Page and application data records:
···
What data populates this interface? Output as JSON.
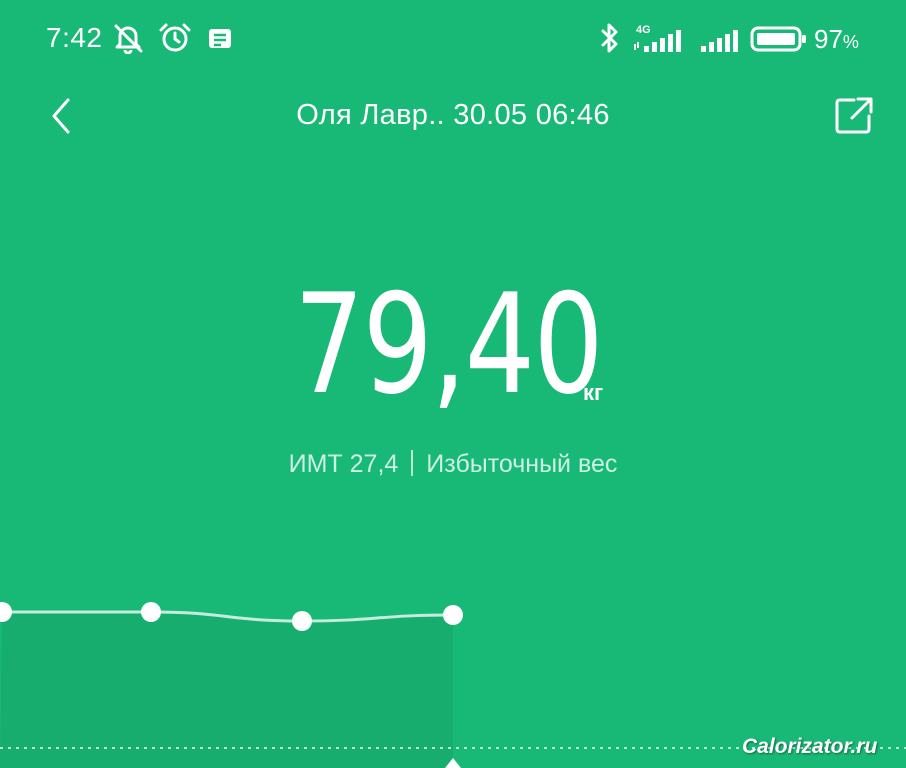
{
  "status_bar": {
    "time": "7:42",
    "battery_percent": "97",
    "battery_symbol": "%",
    "network_label": "4G",
    "icons": [
      "muted-bell-icon",
      "alarm-clock-icon",
      "notification-icon",
      "bluetooth-icon",
      "signal-4g-icon",
      "signal-icon",
      "battery-icon"
    ]
  },
  "header": {
    "title": "Оля Лавр.. 30.05 06:46",
    "back_icon": "chevron-left-icon",
    "share_icon": "share-icon"
  },
  "measurement": {
    "weight": "79,40",
    "unit": "кг",
    "bmi_label": "ИМТ 27,4",
    "bmi_status": "Избыточный вес"
  },
  "chart_data": {
    "type": "line",
    "title": "",
    "xlabel": "",
    "ylabel": "",
    "x": [
      1,
      2,
      3,
      4
    ],
    "values": [
      79.42,
      79.42,
      79.36,
      79.4
    ],
    "ylim": [
      79.0,
      80.0
    ],
    "selected_index": 3,
    "grid": false,
    "legend": "none"
  },
  "colors": {
    "background": "#18b977",
    "area_fill": "#17ad6f",
    "line": "#ffffff"
  },
  "watermark": "Calorizator.ru"
}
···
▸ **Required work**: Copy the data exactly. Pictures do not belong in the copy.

▸ **Finished exercise**:
What data populates this interface? Output as JSON.
{
  "status_bar": {
    "time": "7:42",
    "battery_percent": "97",
    "battery_symbol": "%",
    "network_label": "4G",
    "icons": [
      "muted-bell-icon",
      "alarm-clock-icon",
      "notification-icon",
      "bluetooth-icon",
      "signal-4g-icon",
      "signal-icon",
      "battery-icon"
    ]
  },
  "header": {
    "title": "Оля Лавр.. 30.05 06:46",
    "back_icon": "chevron-left-icon",
    "share_icon": "share-icon"
  },
  "measurement": {
    "weight": "79,40",
    "unit": "кг",
    "bmi_label": "ИМТ 27,4",
    "bmi_status": "Избыточный вес"
  },
  "chart_data": {
    "type": "line",
    "title": "",
    "xlabel": "",
    "ylabel": "",
    "x": [
      1,
      2,
      3,
      4
    ],
    "values": [
      79.42,
      79.42,
      79.36,
      79.4
    ],
    "ylim": [
      79.0,
      80.0
    ],
    "selected_index": 3,
    "grid": false,
    "legend": "none"
  },
  "colors": {
    "background": "#18b977",
    "area_fill": "#17ad6f",
    "line": "#ffffff"
  },
  "watermark": "Calorizator.ru"
}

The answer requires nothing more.